Each video of the response to the uncontained engine failure of a Boeing 767 (American Airways Flight #383) on departure from O’Hare Worldwide Airport incorporates a wealth of details about the incident and the hearth division’s response to it. Whereas the general theme will be appropriately summarized with “Job nicely performed,” there are definitely classes to be realized. (They usually have been.)
It’s not usually that an unscripted video incorporates sound results that adequately convey a way of what’s occurring, however the scene starting round three:25 on this explicit video certain as hell does. (Watch your audio system.)
One factor which is especially noticeable on this video is the impact of wind on firefighting operations. Even flowing nicely over 1,000 GPM with sufficient drive to throw a straight stream over 200 ft, the wind has no bother interfering with foam/water/Purple-Ok software. (The Purple-Ok circulation is kind of evident on this video, and much more seen in an upcoming video. It’s fairly neat, it is costly, and it is also the supply of an amusing story about this response – to return.)
Shortly, this channel will probably be posting further movies of the response to AA 383. They’ll embrace views from different crash rigs together with new and attention-grabbing details about the incident itself. (Hey, you didn’t know in regards to the near-crash, proper?)

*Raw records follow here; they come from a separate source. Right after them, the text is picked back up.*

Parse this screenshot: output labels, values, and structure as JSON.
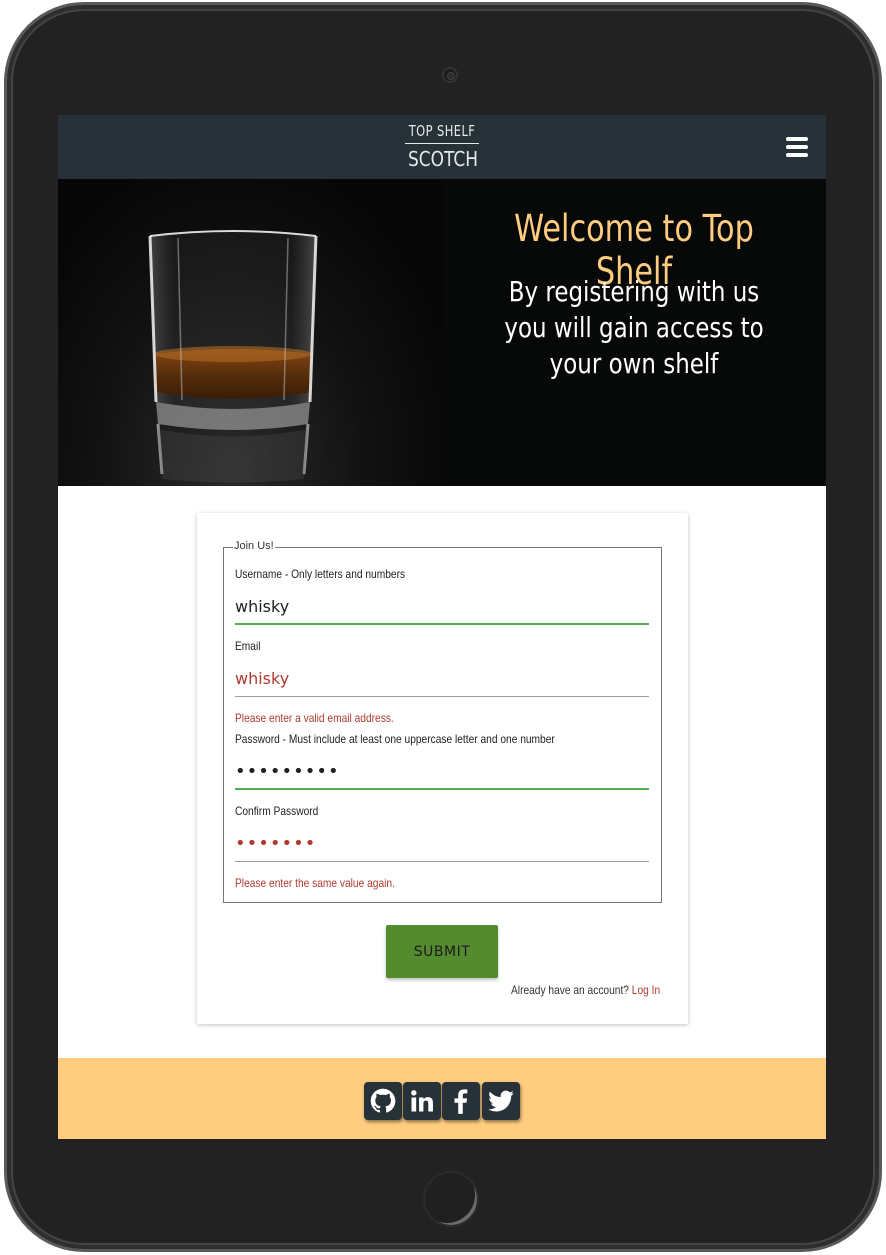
{
  "navbar": {
    "logo_top": "TOP SHELF",
    "logo_bottom": "SCOTCH",
    "menu_icon": "hamburger-icon"
  },
  "hero": {
    "title": "Welcome to Top Shelf",
    "subtitle": "By registering with us you will gain access to your own shelf"
  },
  "form": {
    "legend": "Join Us!",
    "username": {
      "label": "Username - Only letters and numbers",
      "value": "whisky"
    },
    "email": {
      "label": "Email",
      "value": "whisky",
      "error": "Please enter a valid email address."
    },
    "password": {
      "label": "Password - Must include at least one uppercase letter and one number",
      "value": "•••••••••"
    },
    "confirm_password": {
      "label": "Confirm Password",
      "value": "•••••••",
      "error": "Please enter the same value again."
    },
    "submit_label": "Submit",
    "already_text": "Already have an account?",
    "login_label": "Log In"
  },
  "footer": {
    "icons": [
      "github-icon",
      "linkedin-icon",
      "facebook-icon",
      "twitter-icon"
    ]
  },
  "colors": {
    "navbar": "#263238",
    "accent": "#ffcc80",
    "submit": "#558b2f",
    "valid": "#4caf50",
    "error": "#b03a2e"
  }
}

One light-hearted teaser: The AA 383 hearth occurred the day prior to at least one firefighters scheduled retirement. As of that morning he had not been on shift for the response to an plane hearth. Ever. (Sure, an airport firefighter. Planes are protected.)

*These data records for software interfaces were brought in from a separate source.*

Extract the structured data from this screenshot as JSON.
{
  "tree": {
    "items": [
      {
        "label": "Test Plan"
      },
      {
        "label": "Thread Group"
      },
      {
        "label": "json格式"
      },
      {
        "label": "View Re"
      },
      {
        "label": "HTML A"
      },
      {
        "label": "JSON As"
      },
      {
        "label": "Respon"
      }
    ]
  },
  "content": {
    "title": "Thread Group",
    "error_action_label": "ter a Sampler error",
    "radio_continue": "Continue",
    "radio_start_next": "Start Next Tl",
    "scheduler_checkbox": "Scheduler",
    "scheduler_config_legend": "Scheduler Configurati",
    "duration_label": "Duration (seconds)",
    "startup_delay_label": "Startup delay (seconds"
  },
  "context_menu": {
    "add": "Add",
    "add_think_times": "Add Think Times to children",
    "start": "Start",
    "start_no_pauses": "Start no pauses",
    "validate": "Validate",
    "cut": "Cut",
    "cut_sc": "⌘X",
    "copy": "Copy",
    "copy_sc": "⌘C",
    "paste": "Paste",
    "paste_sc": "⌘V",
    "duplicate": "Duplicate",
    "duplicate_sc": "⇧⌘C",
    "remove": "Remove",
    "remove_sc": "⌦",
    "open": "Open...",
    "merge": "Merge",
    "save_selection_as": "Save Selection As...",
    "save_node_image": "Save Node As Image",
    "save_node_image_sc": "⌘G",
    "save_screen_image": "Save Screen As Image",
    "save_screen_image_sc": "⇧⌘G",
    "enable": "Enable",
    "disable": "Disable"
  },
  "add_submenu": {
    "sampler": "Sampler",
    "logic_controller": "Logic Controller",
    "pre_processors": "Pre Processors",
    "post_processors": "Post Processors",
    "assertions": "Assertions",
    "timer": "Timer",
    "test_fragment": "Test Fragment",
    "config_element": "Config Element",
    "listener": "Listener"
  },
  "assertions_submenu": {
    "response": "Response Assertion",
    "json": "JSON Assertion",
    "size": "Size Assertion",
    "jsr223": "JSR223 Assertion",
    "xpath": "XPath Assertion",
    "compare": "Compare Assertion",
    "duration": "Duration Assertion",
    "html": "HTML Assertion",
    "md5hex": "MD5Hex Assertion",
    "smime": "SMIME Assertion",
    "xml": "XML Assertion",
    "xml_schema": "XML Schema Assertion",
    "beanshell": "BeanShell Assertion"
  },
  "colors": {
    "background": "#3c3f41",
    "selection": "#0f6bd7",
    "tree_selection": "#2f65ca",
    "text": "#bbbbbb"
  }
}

There isn’t a lot that an ARFF firefighter enjoys greater than taking part in with their toys – and so they not often get to circulation foam throughout coaching – so it’s completely comprehensible you can hear that very firefighter fortunately saying “I obtained my hearth!” on the journey again to the station for a tank refill.

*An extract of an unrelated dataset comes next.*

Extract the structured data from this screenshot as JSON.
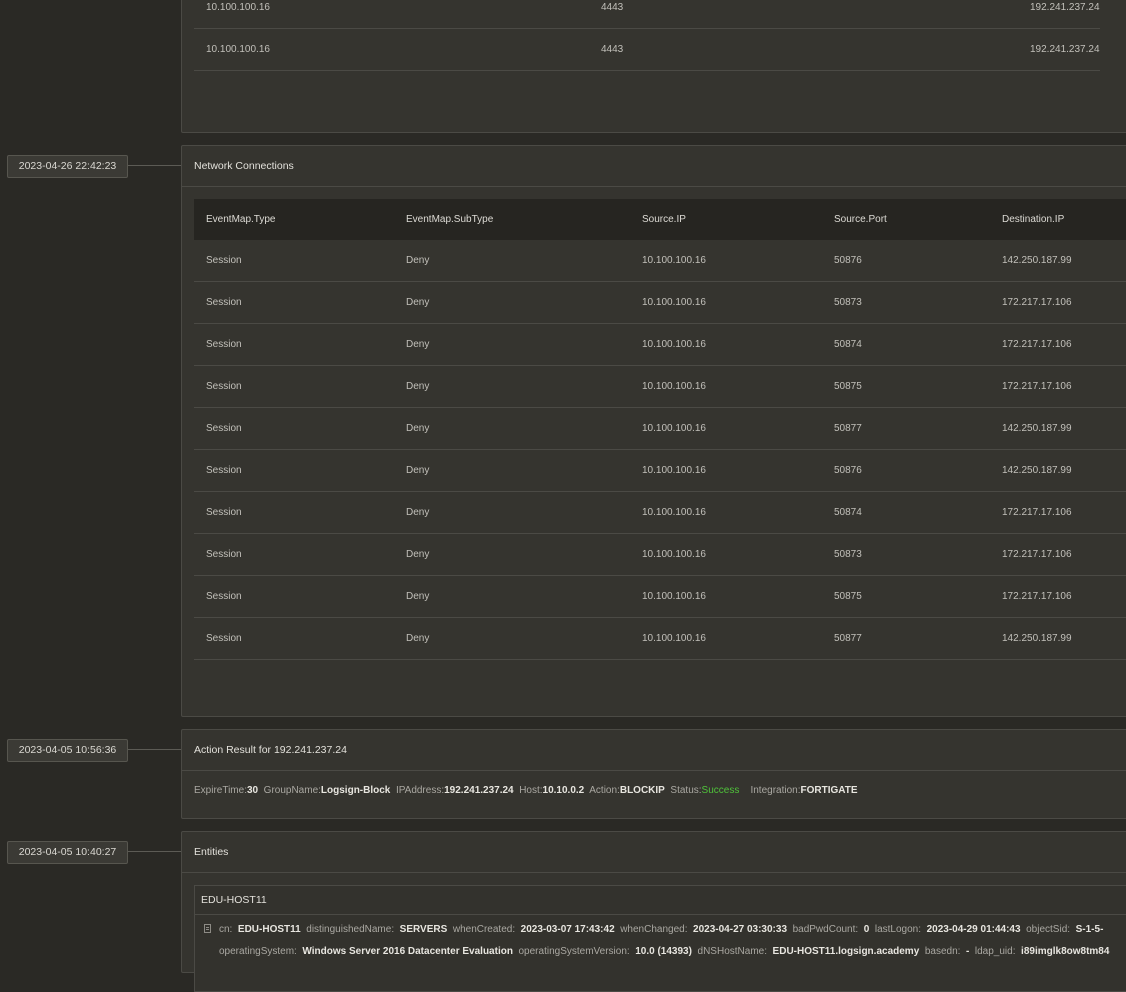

*Audio has been edited to considerably cut back the nonstop PASS alarm which sounds all through this video. (Apparently absent in different movies, though they’d their very own squeaks which required severe noise discount.)